Baudinet: My book is exactly about “Cambodia in the 21st century”. I thought the book could include some kind of photos of Cambodian society now. What is happening and what is changing, from a traditional to a more modern society. People’s education is improving, more people are going to school, people are buying cars, mobile phones, and people are getting jobs that never really existed here before. So, there is a lot happening in this society and this is my point really. And how is that affecting the traditional society? What are the consequences on how people interact? All of these interest me and basically that’s my reason why I wrote the book.
VOA: In the book you seem to lack optimism about the current Cambodian government. Why is that?
Baudinet: So, I started writing the book in 2016 and everyone was talking about the Commune Elections in 2017 and the General Elections in 2018 and I thought that many people were quite optimistic that things could change and then suddenly there were upheavals. Everything took a different path in November 2017. The rule of law is a key aspect of a successful society. If you take Singapore and Singapore’s rule of law is very strong, meritocracy is very strong, good governance is very strong and that society is very successful. Here, the rule of law is shaky. It is very much about having more money than whoever is against you. Therefore, there is a problem for people to trust in their own society and have the courage to invest for instance when they know possibly that the law is not on their side because they’re not rich enough for instance. Meritocracy is also very important. It is improving I think. I think that there are many problems. I think as education is improving, meritocracy is also more valued than a few years ago. So, this is very good for the future. However, there is still a long way to go. So, I’m sometimes optimistic and sometimes a bit pessimistic here.

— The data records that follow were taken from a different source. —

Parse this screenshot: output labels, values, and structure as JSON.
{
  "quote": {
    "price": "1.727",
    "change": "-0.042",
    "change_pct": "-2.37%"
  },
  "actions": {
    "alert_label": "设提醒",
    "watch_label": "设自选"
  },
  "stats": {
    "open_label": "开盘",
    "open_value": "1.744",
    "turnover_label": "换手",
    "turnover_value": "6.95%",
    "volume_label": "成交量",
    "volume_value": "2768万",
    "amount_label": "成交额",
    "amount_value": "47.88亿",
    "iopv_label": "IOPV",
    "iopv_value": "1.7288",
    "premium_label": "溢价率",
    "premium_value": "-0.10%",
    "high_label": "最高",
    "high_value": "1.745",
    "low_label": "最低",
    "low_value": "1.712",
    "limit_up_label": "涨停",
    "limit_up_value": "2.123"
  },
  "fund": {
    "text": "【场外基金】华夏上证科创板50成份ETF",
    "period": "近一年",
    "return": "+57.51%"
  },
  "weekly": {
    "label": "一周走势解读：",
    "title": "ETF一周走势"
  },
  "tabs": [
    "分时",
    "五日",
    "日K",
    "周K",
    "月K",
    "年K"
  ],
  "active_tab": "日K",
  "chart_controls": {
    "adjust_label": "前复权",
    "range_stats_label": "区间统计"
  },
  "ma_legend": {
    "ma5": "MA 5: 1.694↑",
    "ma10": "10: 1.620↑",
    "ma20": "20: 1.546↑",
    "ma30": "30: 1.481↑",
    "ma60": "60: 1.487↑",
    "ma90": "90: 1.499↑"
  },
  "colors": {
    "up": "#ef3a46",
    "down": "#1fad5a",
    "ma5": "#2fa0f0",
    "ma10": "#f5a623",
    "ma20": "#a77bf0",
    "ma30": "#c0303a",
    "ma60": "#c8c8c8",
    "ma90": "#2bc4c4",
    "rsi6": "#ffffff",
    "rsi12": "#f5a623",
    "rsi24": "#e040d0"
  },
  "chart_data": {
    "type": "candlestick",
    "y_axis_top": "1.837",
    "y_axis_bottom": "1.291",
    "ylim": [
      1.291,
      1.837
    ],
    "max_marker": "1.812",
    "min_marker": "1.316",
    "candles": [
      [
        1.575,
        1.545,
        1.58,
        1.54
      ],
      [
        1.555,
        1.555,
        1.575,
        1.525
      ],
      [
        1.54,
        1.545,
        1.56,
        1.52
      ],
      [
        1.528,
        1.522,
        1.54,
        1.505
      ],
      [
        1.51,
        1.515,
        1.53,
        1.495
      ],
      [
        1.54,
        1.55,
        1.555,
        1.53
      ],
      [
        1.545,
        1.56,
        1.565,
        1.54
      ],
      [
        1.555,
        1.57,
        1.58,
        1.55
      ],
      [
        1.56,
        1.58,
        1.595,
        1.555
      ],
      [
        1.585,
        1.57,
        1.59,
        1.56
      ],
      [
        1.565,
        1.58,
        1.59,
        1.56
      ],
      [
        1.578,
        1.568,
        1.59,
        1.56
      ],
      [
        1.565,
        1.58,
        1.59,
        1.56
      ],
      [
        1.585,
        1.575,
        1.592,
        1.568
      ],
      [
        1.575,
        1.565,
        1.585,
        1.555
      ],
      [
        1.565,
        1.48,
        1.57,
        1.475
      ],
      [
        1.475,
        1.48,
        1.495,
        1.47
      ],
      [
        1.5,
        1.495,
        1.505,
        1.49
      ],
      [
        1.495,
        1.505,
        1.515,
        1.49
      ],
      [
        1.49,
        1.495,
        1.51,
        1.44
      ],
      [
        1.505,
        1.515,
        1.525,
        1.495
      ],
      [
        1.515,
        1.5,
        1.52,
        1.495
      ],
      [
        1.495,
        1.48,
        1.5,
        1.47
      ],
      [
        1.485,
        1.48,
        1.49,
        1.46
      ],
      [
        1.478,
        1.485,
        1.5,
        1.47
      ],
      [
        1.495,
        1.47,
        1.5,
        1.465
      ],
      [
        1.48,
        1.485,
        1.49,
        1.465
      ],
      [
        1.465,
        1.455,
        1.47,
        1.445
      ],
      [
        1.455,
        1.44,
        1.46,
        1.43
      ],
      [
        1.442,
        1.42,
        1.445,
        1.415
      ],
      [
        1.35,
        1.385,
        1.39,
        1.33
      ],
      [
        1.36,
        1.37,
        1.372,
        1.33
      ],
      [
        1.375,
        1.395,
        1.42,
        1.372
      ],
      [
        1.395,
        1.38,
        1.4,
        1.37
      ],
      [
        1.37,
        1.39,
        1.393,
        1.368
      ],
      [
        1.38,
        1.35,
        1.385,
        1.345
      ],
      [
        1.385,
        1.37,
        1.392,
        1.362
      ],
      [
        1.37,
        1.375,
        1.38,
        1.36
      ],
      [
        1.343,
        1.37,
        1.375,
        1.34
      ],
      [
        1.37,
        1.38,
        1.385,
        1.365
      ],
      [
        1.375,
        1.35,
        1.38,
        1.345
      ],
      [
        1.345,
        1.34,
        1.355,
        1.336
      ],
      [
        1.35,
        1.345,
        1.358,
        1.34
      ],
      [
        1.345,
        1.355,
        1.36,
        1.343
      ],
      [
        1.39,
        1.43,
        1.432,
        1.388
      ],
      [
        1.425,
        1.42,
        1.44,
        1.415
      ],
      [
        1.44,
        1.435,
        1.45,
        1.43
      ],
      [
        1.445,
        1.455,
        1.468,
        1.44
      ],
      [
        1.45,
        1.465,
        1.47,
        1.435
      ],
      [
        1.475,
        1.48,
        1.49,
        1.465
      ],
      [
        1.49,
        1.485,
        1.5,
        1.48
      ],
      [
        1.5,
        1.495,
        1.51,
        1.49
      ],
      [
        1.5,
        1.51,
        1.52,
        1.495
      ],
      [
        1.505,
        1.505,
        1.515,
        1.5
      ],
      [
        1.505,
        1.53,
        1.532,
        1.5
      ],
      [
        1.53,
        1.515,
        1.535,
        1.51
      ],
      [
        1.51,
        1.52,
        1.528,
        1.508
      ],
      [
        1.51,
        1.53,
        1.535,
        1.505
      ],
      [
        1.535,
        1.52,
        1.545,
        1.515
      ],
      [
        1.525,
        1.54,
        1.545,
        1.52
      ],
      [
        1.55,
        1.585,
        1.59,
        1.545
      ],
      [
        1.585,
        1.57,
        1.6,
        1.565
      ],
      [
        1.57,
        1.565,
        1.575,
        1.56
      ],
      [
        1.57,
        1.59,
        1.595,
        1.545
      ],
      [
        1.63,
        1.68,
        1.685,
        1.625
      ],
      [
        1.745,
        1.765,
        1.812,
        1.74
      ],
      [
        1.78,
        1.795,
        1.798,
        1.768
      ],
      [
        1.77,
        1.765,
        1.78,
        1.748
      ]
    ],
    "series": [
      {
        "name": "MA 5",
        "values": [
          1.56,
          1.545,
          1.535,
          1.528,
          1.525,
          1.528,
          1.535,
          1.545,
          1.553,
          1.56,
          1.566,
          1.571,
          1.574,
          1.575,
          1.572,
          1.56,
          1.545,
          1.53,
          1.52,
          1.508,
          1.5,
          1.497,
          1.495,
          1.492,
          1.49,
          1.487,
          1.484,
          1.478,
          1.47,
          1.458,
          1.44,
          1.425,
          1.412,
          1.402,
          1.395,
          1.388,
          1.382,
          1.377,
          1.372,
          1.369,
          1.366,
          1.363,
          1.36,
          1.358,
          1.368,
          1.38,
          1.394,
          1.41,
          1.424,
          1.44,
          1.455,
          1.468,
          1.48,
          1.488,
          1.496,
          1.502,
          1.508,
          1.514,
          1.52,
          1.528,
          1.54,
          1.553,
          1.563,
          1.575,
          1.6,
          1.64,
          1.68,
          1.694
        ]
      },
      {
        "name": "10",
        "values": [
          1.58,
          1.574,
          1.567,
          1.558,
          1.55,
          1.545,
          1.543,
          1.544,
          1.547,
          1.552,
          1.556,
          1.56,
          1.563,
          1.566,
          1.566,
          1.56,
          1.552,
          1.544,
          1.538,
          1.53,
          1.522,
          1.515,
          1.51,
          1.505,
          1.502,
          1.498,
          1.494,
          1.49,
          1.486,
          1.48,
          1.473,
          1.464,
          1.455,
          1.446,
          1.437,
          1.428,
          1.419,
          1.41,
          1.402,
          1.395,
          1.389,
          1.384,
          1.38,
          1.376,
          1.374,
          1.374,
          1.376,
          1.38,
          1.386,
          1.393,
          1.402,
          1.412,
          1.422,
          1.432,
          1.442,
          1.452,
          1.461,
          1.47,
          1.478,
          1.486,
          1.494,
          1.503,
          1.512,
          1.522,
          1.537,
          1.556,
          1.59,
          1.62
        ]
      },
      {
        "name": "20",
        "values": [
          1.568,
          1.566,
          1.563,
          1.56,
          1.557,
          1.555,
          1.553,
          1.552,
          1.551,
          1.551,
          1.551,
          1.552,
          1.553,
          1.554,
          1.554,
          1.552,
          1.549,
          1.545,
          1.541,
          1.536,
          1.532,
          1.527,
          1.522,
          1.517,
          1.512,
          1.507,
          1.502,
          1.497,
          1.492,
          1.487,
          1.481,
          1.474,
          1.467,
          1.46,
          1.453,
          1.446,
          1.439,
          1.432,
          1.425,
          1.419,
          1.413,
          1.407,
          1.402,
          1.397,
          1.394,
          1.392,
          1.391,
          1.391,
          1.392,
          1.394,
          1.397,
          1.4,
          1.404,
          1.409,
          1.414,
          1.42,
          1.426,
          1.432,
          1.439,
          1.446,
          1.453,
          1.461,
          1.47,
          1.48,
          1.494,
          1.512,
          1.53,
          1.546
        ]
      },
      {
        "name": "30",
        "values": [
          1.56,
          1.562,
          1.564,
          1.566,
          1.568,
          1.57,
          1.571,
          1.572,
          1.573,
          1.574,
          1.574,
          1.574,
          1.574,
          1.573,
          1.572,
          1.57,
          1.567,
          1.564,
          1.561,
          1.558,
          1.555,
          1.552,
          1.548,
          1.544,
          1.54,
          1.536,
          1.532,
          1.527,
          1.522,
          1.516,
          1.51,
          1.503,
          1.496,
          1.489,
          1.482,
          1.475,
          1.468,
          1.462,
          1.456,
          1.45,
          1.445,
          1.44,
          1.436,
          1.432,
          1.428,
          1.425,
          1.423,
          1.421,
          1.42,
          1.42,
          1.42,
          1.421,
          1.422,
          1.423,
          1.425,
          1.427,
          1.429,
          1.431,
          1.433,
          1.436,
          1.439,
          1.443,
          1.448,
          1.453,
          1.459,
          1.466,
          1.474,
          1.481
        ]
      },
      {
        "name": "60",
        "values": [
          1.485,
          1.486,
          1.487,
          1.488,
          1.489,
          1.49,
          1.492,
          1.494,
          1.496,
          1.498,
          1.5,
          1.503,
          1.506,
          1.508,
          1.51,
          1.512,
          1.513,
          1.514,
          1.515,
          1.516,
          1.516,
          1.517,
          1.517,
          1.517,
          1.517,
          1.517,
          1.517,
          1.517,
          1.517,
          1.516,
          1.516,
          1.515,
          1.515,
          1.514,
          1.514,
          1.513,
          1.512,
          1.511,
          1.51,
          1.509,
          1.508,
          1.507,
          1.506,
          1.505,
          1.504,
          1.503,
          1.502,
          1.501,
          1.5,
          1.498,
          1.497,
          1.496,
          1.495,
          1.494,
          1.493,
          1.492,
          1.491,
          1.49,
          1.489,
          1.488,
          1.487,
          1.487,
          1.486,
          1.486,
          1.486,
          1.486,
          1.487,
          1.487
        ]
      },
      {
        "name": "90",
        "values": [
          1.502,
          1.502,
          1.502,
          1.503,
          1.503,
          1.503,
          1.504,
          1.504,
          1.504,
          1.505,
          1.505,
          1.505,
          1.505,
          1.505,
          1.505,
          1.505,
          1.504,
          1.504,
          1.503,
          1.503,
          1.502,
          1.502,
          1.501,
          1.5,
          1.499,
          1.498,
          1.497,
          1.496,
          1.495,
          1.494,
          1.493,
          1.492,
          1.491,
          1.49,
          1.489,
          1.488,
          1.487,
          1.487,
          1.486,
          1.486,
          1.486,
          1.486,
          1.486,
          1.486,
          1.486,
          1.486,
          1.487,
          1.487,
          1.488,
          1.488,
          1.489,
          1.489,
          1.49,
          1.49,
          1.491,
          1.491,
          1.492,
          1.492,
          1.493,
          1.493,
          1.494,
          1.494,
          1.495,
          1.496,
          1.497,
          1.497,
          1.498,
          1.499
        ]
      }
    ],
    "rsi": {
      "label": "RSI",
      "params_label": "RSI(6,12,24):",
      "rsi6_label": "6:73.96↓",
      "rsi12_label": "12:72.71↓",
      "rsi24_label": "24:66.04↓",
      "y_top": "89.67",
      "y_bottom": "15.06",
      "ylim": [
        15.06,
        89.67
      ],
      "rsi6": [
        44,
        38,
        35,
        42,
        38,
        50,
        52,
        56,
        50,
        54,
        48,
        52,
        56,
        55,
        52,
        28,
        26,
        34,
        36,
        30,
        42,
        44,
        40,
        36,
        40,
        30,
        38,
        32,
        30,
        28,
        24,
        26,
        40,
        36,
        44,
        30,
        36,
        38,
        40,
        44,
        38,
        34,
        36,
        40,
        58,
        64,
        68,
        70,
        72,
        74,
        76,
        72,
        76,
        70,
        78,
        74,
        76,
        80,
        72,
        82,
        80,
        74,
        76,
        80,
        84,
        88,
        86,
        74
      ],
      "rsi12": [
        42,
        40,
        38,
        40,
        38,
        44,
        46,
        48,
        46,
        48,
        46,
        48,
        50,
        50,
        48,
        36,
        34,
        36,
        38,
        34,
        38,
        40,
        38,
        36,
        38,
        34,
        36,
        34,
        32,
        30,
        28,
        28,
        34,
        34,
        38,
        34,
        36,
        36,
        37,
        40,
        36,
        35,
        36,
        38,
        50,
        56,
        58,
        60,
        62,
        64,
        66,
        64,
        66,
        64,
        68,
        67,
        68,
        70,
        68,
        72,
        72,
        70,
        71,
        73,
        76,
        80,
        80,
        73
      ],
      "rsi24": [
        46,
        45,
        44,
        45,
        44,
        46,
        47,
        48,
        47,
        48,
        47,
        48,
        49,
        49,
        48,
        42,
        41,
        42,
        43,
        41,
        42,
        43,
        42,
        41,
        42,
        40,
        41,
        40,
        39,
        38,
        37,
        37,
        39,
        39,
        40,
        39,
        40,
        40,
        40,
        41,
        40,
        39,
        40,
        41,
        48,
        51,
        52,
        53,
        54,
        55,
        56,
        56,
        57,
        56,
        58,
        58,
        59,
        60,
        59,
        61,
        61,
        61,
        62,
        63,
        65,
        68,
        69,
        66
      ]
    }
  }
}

VOA: You mention in the book that the “natural order” in Cambodia does not sit well with democracy. What do you mean by that?

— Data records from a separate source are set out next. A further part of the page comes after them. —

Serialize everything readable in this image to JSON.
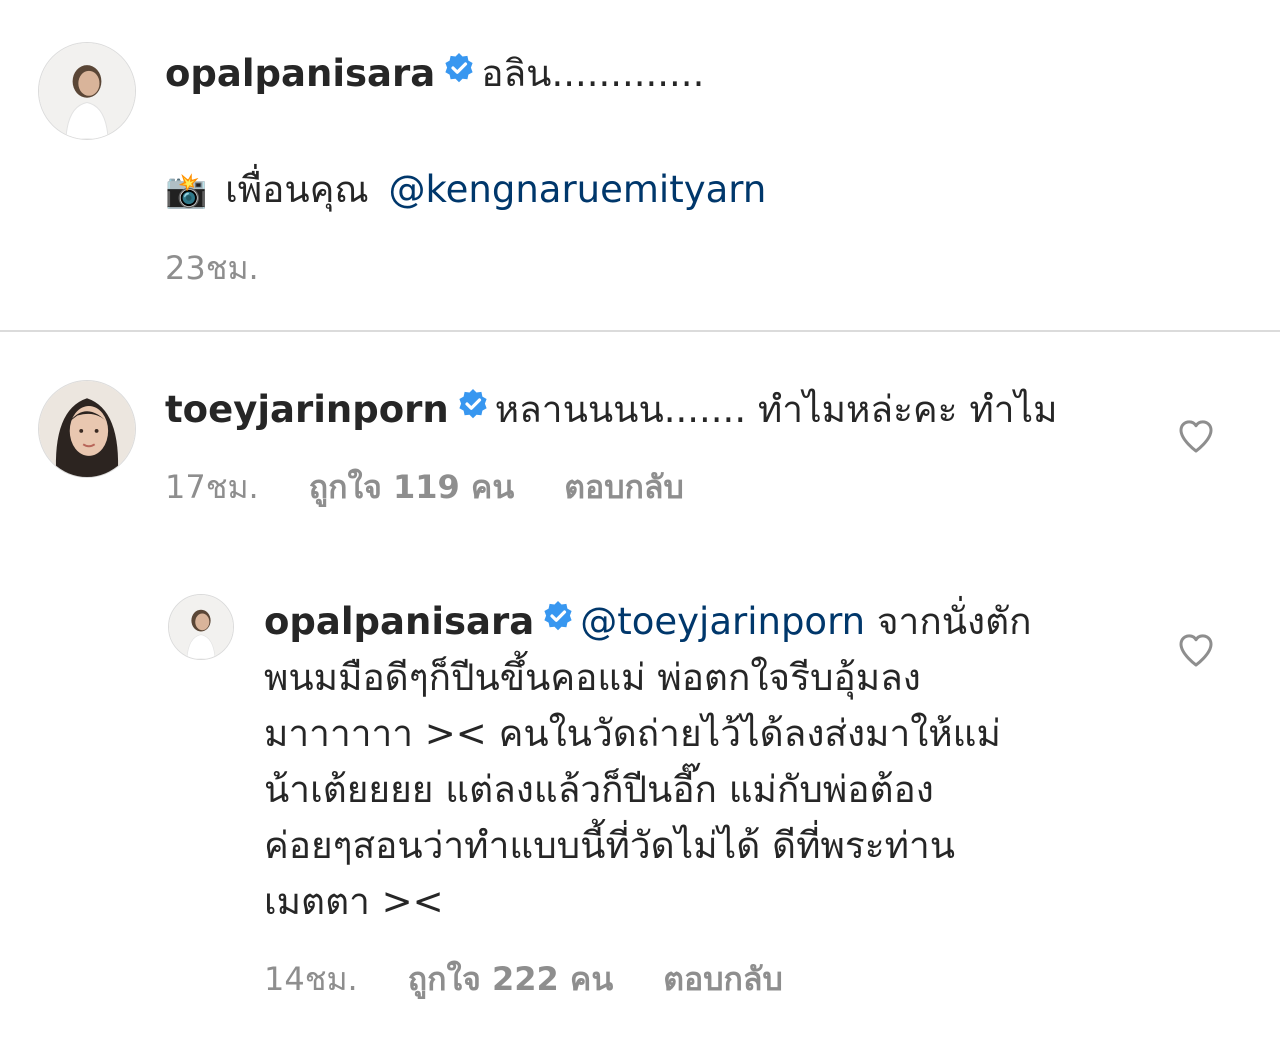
{
  "caption": {
    "username": "opalpanisara",
    "text": "อลิน.............",
    "emoji": "📸",
    "line2_text": "เพื่อนคุณ",
    "line2_mention": "@kengnaruemityarn",
    "time": "23ชม."
  },
  "comment1": {
    "username": "toeyjarinporn",
    "text": "หลานนนน....... ทำไมหล่ะคะ ทำไม",
    "time": "17ชม.",
    "likes": "ถูกใจ 119 คน",
    "reply": "ตอบกลับ"
  },
  "reply1": {
    "username": "opalpanisara",
    "mention": "@toeyjarinporn",
    "lines": [
      "จากนั่งตัก",
      "พนมมือดีๆก็ปีนขึ้นคอแม่ พ่อตกใจรีบอุ้มลง",
      "มาาาาาา >< คนในวัดถ่ายไว้ได้ลงส่งมาให้แม่",
      "น้าเต้ยยยย แต่ลงแล้วก็ปีนอี๊ก แม่กับพ่อต้อง",
      "ค่อยๆสอนว่าทำแบบนี้ที่วัดไม่ได้ ดีที่พระท่าน",
      "เมตตา ><"
    ],
    "time": "14ชม.",
    "likes": "ถูกใจ 222 คน",
    "reply": "ตอบกลับ"
  },
  "colors": {
    "verified": "#3897f0",
    "mention": "#00376b",
    "meta": "#8e8e8e",
    "divider": "#dbdbdb"
  },
  "icons": {
    "verified": "verified-badge-icon",
    "like": "heart-outline-icon"
  }
}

Baudinet: The idea of democracy … is that basically every individual every person has the same rights and has the same value. No matter whether they’re a cleaner, a poor farmer, they’re as important as rich land owners or rich business persons. Everyone, when people vote, everyone is the same. Equality is very much the key or let’s say not the key but the grounding within which democracy can grow. Now here in the traditional society in Asia in general not only in Cambodia, the idea that everybody is equal is not part of a traditional understanding of how a society functions. People accept that there is an elite and then there are a lot of other people and those people should just do their work and not challenge authority. Therefore, here I think in terms of democracy, the idea that everyone is equal, is possibly not yet accepted, especially by of course the elites.

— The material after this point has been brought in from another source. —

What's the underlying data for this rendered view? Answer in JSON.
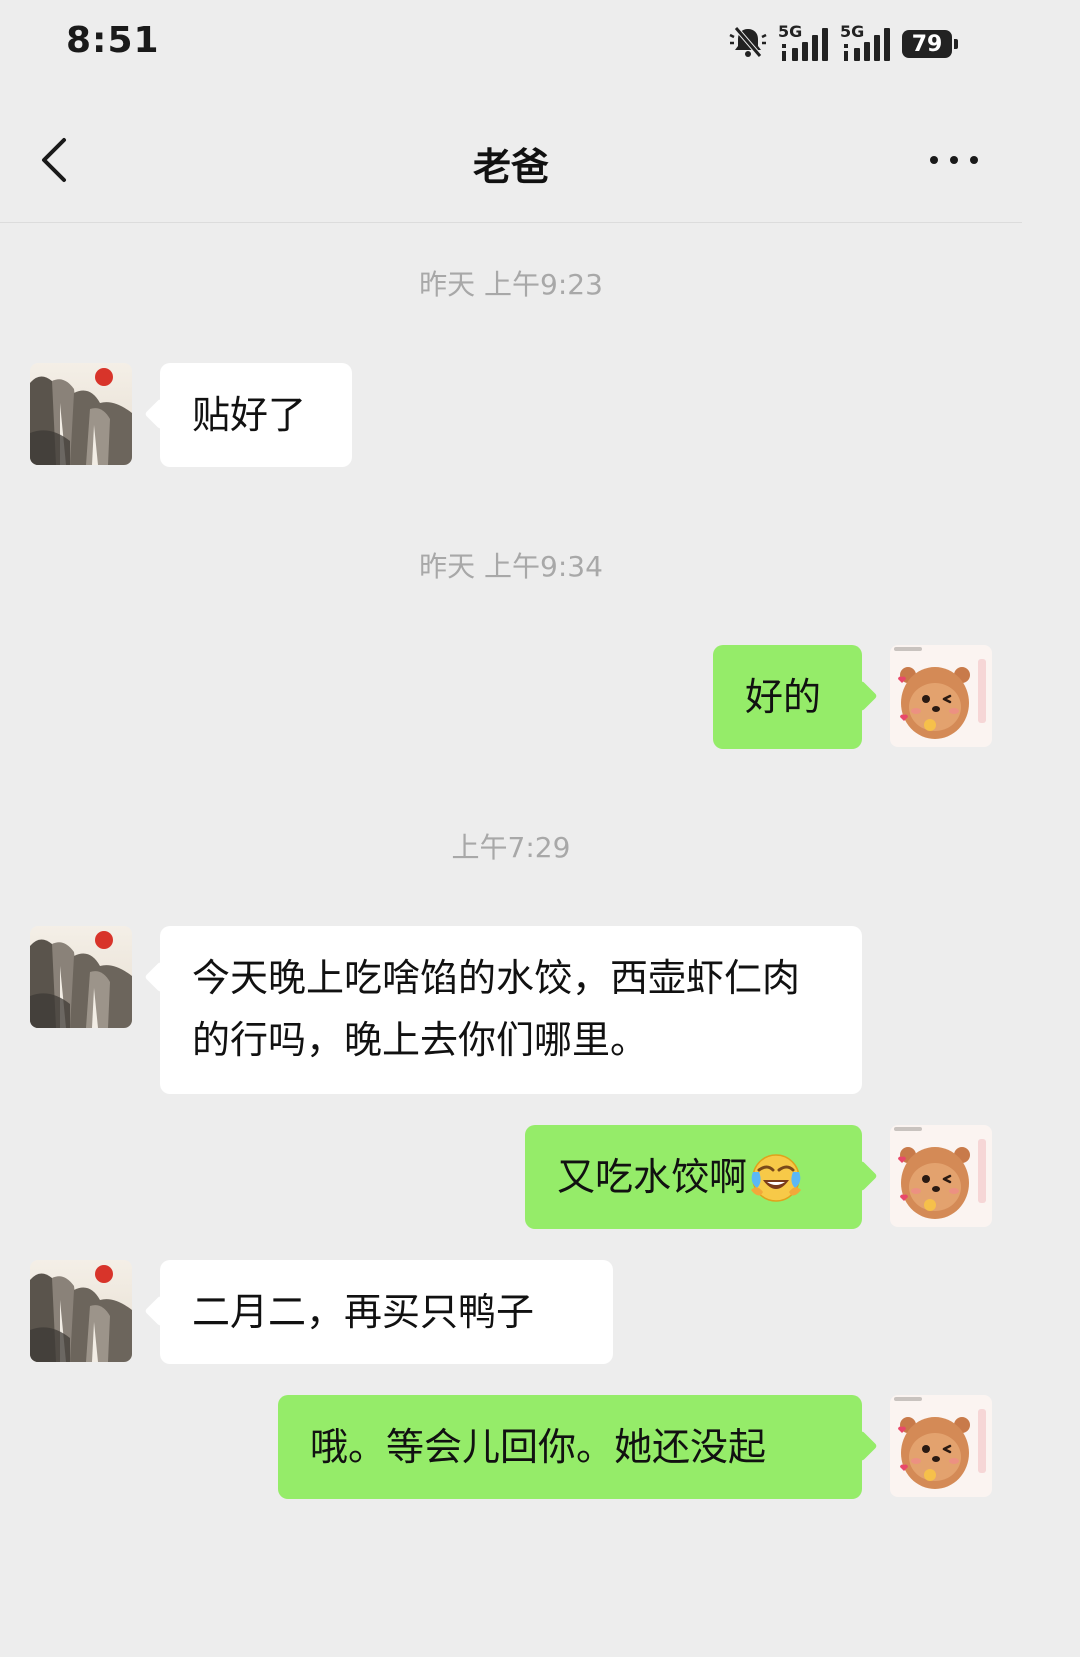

VOA: Towards the end of the book you draw a comparison between King Ang Duong’s embrace of France and Prime Minister Hun Sen’s embrace of China. What is the implication of this?
Baudinet: Geopolitics is very much a power game between different players; some are big players and some are smaller players. Cambodia, in the 19th century, had a lot of problems with its two bigger neighbors: Vietnam and Thailand. For Cambodia, the king decided to call a third power to somehow help. But there was a price that possibly the king did not realize. Cambodia became a colony, lost its independence. Now of course, the situation is very different. The context is vastly different from those days. However geopolitics remains of course a power game. I was wondering whether the way Cambodia today is possibly giving too much to China or a lot to China. Is it going to affect in the longer term prospects of Cambodia’s independence. Not that China is going to colonize Cambodia. No, those days are over. But there are other ways to manipulate or influence smaller countries.Read More …